Adding heading tags to the markup was a simple and effective method for improving a screen reader user’s ability to navigate pages. We also learned that it was not a problem for the headings and the ARIA landmarks to provide essentially redundant information. Screen reader users have the ability to navigate by heading or by landmark, often switch between the approaches depending upon what appears to be working best and don’t have a problem sorting out any redundancy.
Provide Non-Visual Feedback
It is common now in web applications for a user event to trigger an update to only part of a page. While this change is generally obvious to a sighted user, it is completely hidden from a blind user. There are ARIA standards for dealing with this exact issue by triggering alerts that will be spoken by screen readers. These attributes must be added to any scripting that dynamically updates pages, or generates error messages and alerts.
Web applications can be written to assign HREFs to anchor tags dynamically. Unfortunately, anchor tags without HREF attributes are not recognized by screen readers. This limitation can be addressed by adding empty or dummy HREF attributes to anchor tags but the implementation must be tested in all target browsers as there is inconsistency in how browsers treat the placeholder HREF attributes.
Develop Internal Best Practices for Accessibility

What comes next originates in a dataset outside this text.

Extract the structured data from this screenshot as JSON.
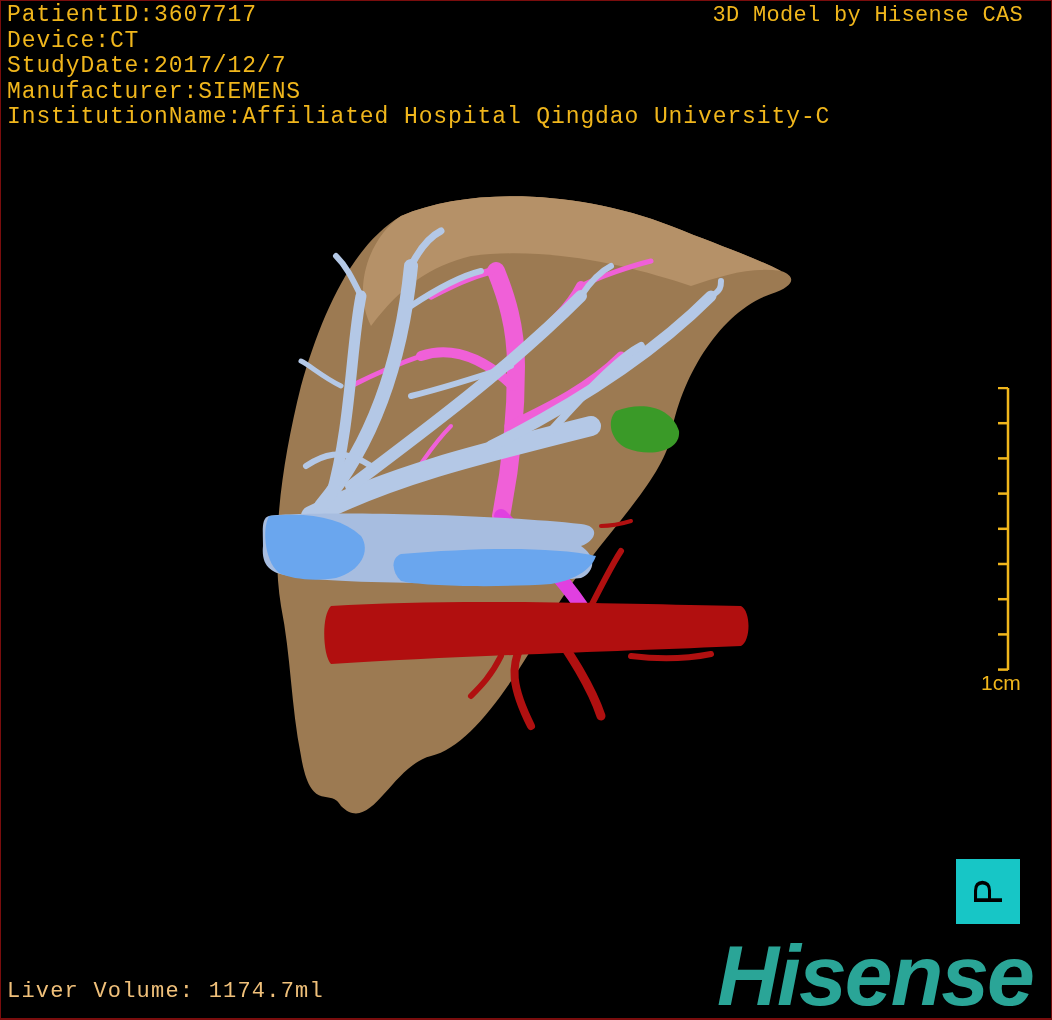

One cannot create an accessible application overnight. It will happen over time as long as an organization has a development culture in which accessibility is given priority. This can be helped along with simple tactical steps such as ‘Accessibility Checklist’ for developers and more strategic ones such as requiring that QA personnel, designers and developers build up a comfort level with using screen readers for testing prototypes and production code. In order for this to happen along with other priorities the best approach will be to establish that accessibility is neither an afterthought nor a special case, but part of creating semantically sound markup that benefits all users.
Work with an Accessibility Consultant
To achieve more than perfunctory accessibility compliance it is crucial to develop an ongoing relationship with an Accessibility consultant. There are several reasons for this. First, building a culture where accessibility is a core value requires that development personnel meet and observe individuals who rely on assistive technologies. Second, while QA tests can be created to validate standards compliance, observing real disabled users is the only way to know if an application has achieved real world accessibility. Third, as standards and assistive technologies are still in a significant state of flux, any organization, but particularly one where the understanding of how to implement accessibility is immature, will benefit from advice and guidance from an expert source.
The reality of accessibility is that it is no different from usability or simplicity or any other system characteristic: it can only be achieved by making it an ongoing and central priority.
While this might sound as if accessibility will then compete with other priorities, in fact improving accessibility helps to advance the quality of the user experiences for all client applications. In essence, accessibility is about delivering markup to assistive technologies that is appropriate for those technologies. Seen in this light, there is little difference between designing for accessibility and designing for mobile or any other experience. In all cases what needs to happen is that the application server delivers to each interface client code appropriate to its particular capabilities. As there is no doubt that support for a diversity of devices is the future for all software applications, all that needs to be done to improve accessibility compliance is to always consider assistive technologies in the mix of supported devices.